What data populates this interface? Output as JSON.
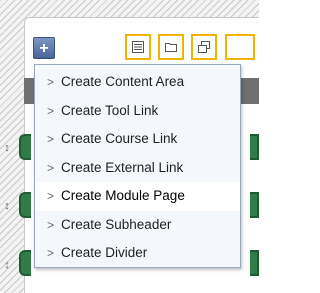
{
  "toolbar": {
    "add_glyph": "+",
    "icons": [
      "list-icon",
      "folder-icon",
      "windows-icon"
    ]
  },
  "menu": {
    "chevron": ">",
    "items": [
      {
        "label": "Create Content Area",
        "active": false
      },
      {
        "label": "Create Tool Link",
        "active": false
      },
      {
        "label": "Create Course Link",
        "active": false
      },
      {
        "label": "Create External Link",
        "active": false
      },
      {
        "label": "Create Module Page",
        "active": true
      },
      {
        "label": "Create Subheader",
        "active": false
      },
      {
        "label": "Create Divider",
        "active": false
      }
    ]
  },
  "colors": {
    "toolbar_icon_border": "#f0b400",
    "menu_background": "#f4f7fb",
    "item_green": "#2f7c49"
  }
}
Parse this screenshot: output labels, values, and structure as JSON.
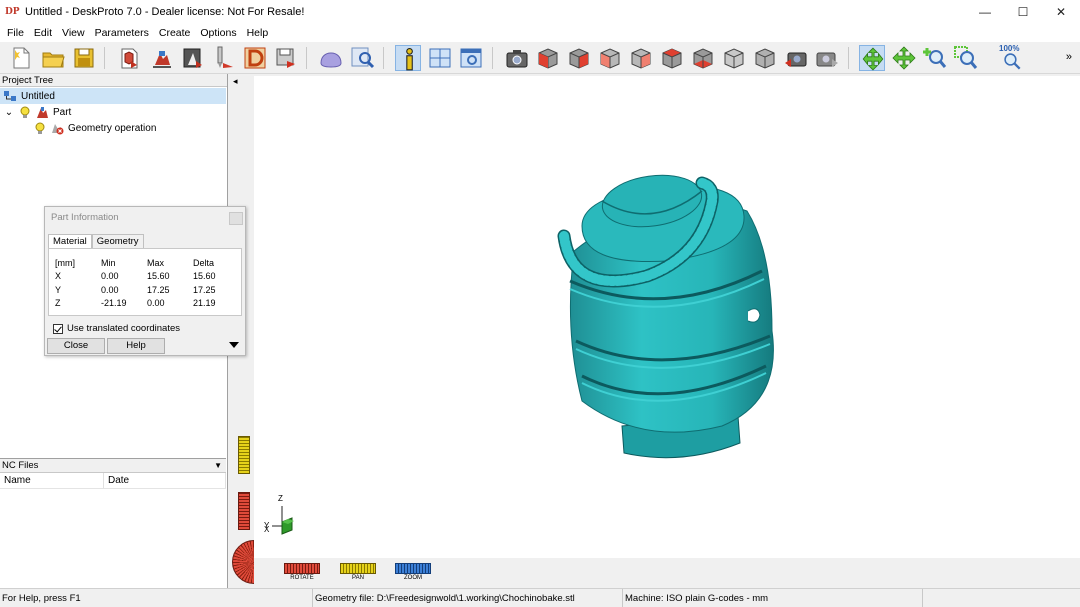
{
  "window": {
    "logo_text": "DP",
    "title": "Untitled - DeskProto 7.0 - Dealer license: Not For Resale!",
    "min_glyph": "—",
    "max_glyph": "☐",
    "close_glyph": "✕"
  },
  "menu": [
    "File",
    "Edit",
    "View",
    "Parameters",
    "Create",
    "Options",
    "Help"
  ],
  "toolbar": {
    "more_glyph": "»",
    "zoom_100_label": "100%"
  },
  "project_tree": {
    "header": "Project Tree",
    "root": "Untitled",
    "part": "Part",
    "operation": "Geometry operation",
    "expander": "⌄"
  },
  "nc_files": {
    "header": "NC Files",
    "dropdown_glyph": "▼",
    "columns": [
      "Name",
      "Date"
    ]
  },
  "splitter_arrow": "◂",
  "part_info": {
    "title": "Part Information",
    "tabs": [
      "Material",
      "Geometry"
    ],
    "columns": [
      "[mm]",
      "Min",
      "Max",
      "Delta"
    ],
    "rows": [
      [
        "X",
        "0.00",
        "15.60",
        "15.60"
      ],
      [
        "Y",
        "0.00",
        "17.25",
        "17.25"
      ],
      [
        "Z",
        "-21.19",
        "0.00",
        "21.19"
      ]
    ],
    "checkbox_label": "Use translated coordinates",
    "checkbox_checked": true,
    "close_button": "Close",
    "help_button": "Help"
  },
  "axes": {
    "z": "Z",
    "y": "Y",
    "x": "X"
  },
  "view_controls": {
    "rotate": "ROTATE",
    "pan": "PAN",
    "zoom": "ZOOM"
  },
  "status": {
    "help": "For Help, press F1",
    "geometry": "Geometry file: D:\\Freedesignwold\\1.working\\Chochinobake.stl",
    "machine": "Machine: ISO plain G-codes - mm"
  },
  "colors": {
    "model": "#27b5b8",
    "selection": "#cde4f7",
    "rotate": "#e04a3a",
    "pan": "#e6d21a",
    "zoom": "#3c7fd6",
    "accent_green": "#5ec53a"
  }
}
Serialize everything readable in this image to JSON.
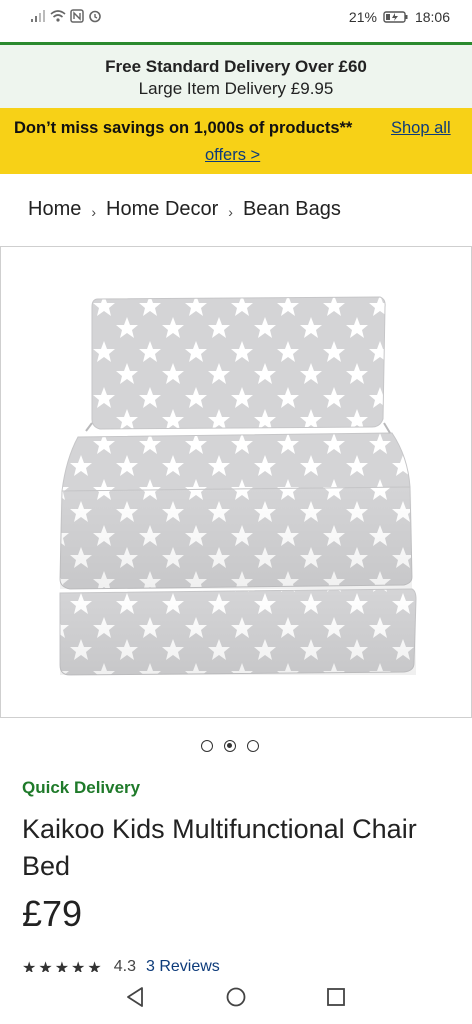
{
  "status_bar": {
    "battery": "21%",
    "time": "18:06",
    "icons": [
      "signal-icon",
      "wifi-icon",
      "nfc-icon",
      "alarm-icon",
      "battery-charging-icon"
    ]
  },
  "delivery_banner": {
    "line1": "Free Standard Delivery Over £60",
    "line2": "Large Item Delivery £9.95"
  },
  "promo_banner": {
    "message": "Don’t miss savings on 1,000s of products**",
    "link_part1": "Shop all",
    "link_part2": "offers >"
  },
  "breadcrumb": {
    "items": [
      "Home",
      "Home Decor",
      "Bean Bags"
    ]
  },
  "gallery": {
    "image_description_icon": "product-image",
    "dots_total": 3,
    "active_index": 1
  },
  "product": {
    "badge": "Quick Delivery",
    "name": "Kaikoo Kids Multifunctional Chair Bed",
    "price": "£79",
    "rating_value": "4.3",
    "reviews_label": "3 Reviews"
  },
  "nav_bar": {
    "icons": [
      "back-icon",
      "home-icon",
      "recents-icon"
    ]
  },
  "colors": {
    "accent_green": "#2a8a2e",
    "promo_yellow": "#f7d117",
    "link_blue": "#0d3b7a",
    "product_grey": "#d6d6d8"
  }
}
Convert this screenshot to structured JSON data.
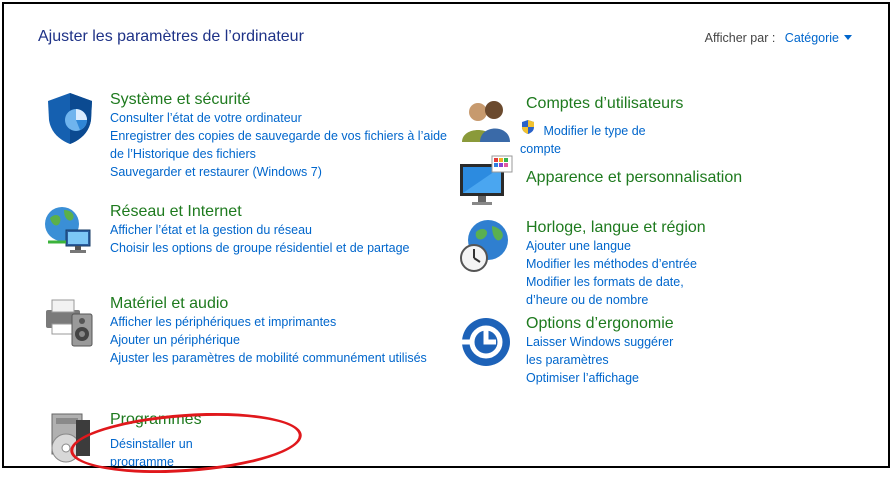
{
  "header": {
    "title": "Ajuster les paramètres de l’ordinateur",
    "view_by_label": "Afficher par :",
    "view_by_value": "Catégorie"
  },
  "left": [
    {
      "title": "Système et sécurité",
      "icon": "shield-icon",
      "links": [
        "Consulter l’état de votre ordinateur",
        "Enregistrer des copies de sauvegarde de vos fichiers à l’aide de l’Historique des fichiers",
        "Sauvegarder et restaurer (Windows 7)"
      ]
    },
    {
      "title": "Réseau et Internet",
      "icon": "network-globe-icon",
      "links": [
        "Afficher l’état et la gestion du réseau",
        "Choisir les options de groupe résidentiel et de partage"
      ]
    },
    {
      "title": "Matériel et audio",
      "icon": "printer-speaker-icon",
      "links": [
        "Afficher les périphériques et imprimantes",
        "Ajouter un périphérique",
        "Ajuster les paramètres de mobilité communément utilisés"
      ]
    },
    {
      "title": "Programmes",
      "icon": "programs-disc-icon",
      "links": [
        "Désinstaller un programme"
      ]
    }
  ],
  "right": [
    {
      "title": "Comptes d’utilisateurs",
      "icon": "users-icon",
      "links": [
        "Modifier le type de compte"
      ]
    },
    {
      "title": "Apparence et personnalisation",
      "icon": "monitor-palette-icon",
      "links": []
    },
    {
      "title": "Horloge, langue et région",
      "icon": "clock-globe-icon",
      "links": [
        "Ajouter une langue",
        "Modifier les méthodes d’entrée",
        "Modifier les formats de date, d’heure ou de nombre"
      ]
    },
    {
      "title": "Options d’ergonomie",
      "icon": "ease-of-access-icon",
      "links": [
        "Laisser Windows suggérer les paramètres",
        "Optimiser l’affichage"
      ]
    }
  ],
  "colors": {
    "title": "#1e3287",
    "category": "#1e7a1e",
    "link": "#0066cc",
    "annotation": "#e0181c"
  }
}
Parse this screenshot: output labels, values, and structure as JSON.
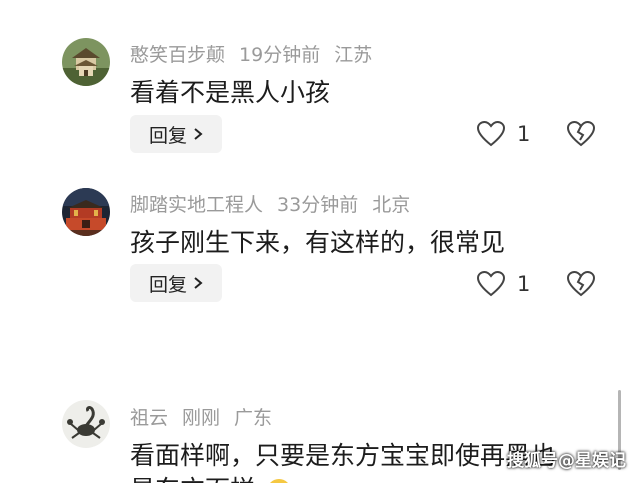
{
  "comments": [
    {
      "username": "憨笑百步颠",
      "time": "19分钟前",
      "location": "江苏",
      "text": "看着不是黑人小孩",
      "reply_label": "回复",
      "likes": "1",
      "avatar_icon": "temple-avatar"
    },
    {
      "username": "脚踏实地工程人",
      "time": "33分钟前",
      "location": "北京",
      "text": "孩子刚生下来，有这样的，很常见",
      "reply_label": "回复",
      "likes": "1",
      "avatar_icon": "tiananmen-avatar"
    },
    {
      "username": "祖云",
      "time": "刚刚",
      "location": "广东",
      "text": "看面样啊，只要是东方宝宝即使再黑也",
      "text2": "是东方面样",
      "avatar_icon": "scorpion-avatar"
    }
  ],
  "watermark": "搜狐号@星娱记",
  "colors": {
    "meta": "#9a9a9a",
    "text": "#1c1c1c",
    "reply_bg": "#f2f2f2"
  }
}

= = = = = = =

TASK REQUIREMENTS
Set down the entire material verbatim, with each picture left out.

WRITTEN SOLUTION
What data populates this interface? Output as JSON.
{
  "toolbar": {
    "add_glyph": "+",
    "icons": [
      "list-icon",
      "folder-icon",
      "windows-icon"
    ]
  },
  "menu": {
    "chevron": ">",
    "items": [
      {
        "label": "Create Content Area",
        "active": false
      },
      {
        "label": "Create Tool Link",
        "active": false
      },
      {
        "label": "Create Course Link",
        "active": false
      },
      {
        "label": "Create External Link",
        "active": false
      },
      {
        "label": "Create Module Page",
        "active": true
      },
      {
        "label": "Create Subheader",
        "active": false
      },
      {
        "label": "Create Divider",
        "active": false
      }
    ]
  },
  "colors": {
    "toolbar_icon_border": "#f0b400",
    "menu_background": "#f4f7fb",
    "item_green": "#2f7c49"
  }
}
Parse this screenshot: output labels, values, and structure as JSON.
{
  "window": {
    "logo_text": "DP",
    "title": "Untitled - DeskProto 7.0 - Dealer license: Not For Resale!",
    "min_glyph": "—",
    "max_glyph": "☐",
    "close_glyph": "✕"
  },
  "menu": [
    "File",
    "Edit",
    "View",
    "Parameters",
    "Create",
    "Options",
    "Help"
  ],
  "toolbar": {
    "more_glyph": "»",
    "zoom_100_label": "100%"
  },
  "project_tree": {
    "header": "Project Tree",
    "root": "Untitled",
    "part": "Part",
    "operation": "Geometry operation",
    "expander": "⌄"
  },
  "nc_files": {
    "header": "NC Files",
    "dropdown_glyph": "▼",
    "columns": [
      "Name",
      "Date"
    ]
  },
  "splitter_arrow": "◂",
  "part_info": {
    "title": "Part Information",
    "tabs": [
      "Material",
      "Geometry"
    ],
    "columns": [
      "[mm]",
      "Min",
      "Max",
      "Delta"
    ],
    "rows": [
      [
        "X",
        "0.00",
        "15.60",
        "15.60"
      ],
      [
        "Y",
        "0.00",
        "17.25",
        "17.25"
      ],
      [
        "Z",
        "-21.19",
        "0.00",
        "21.19"
      ]
    ],
    "checkbox_label": "Use translated coordinates",
    "checkbox_checked": true,
    "close_button": "Close",
    "help_button": "Help"
  },
  "axes": {
    "z": "Z",
    "y": "Y",
    "x": "X"
  },
  "view_controls": {
    "rotate": "ROTATE",
    "pan": "PAN",
    "zoom": "ZOOM"
  },
  "status": {
    "help": "For Help, press F1",
    "geometry": "Geometry file: D:\\Freedesignwold\\1.working\\Chochinobake.stl",
    "machine": "Machine: ISO plain G-codes - mm"
  },
  "colors": {
    "model": "#27b5b8",
    "selection": "#cde4f7",
    "rotate": "#e04a3a",
    "pan": "#e6d21a",
    "zoom": "#3c7fd6",
    "accent_green": "#5ec53a"
  }
}
Serialize everything readable in this image to JSON.
{
  "status_bar": {
    "battery": "21%",
    "time": "18:06",
    "icons": [
      "signal-icon",
      "wifi-icon",
      "nfc-icon",
      "alarm-icon",
      "battery-charging-icon"
    ]
  },
  "delivery_banner": {
    "line1": "Free Standard Delivery Over £60",
    "line2": "Large Item Delivery £9.95"
  },
  "promo_banner": {
    "message": "Don’t miss savings on 1,000s of products**",
    "link_part1": "Shop all",
    "link_part2": "offers >"
  },
  "breadcrumb": {
    "items": [
      "Home",
      "Home Decor",
      "Bean Bags"
    ]
  },
  "gallery": {
    "image_description_icon": "product-image",
    "dots_total": 3,
    "active_index": 1
  },
  "product": {
    "badge": "Quick Delivery",
    "name": "Kaikoo Kids Multifunctional Chair Bed",
    "price": "£79",
    "rating_value": "4.3",
    "reviews_label": "3 Reviews"
  },
  "nav_bar": {
    "icons": [
      "back-icon",
      "home-icon",
      "recents-icon"
    ]
  },
  "colors": {
    "accent_green": "#2a8a2e",
    "promo_yellow": "#f7d117",
    "link_blue": "#0d3b7a",
    "product_grey": "#d6d6d8"
  }
}
Convert this screenshot to structured JSON data.
{
  "header": {
    "title": "Ajuster les paramètres de l’ordinateur",
    "view_by_label": "Afficher par :",
    "view_by_value": "Catégorie"
  },
  "left": [
    {
      "title": "Système et sécurité",
      "icon": "shield-icon",
      "links": [
        "Consulter l’état de votre ordinateur",
        "Enregistrer des copies de sauvegarde de vos fichiers à l’aide de l’Historique des fichiers",
        "Sauvegarder et restaurer (Windows 7)"
      ]
    },
    {
      "title": "Réseau et Internet",
      "icon": "network-globe-icon",
      "links": [
        "Afficher l’état et la gestion du réseau",
        "Choisir les options de groupe résidentiel et de partage"
      ]
    },
    {
      "title": "Matériel et audio",
      "icon": "printer-speaker-icon",
      "links": [
        "Afficher les périphériques et imprimantes",
        "Ajouter un périphérique",
        "Ajuster les paramètres de mobilité communément utilisés"
      ]
    },
    {
      "title": "Programmes",
      "icon": "programs-disc-icon",
      "links": [
        "Désinstaller un programme"
      ]
    }
  ],
  "right": [
    {
      "title": "Comptes d’utilisateurs",
      "icon": "users-icon",
      "links": [
        "Modifier le type de compte"
      ]
    },
    {
      "title": "Apparence et personnalisation",
      "icon": "monitor-palette-icon",
      "links": []
    },
    {
      "title": "Horloge, langue et région",
      "icon": "clock-globe-icon",
      "links": [
        "Ajouter une langue",
        "Modifier les méthodes d’entrée",
        "Modifier les formats de date, d’heure ou de nombre"
      ]
    },
    {
      "title": "Options d’ergonomie",
      "icon": "ease-of-access-icon",
      "links": [
        "Laisser Windows suggérer les paramètres",
        "Optimiser l’affichage"
      ]
    }
  ],
  "colors": {
    "title": "#1e3287",
    "category": "#1e7a1e",
    "link": "#0066cc",
    "annotation": "#e0181c"
  }
}
Parse this screenshot: output labels, values, and structure as JSON.
{
  "comments": [
    {
      "username": "憨笑百步颠",
      "time": "19分钟前",
      "location": "江苏",
      "text": "看着不是黑人小孩",
      "reply_label": "回复",
      "likes": "1",
      "avatar_icon": "temple-avatar"
    },
    {
      "username": "脚踏实地工程人",
      "time": "33分钟前",
      "location": "北京",
      "text": "孩子刚生下来，有这样的，很常见",
      "reply_label": "回复",
      "likes": "1",
      "avatar_icon": "tiananmen-avatar"
    },
    {
      "username": "祖云",
      "time": "刚刚",
      "location": "广东",
      "text": "看面样啊，只要是东方宝宝即使再黑也",
      "text2": "是东方面样",
      "avatar_icon": "scorpion-avatar"
    }
  ],
  "watermark": "搜狐号@星娱记",
  "colors": {
    "meta": "#9a9a9a",
    "text": "#1c1c1c",
    "reply_bg": "#f2f2f2"
  }
}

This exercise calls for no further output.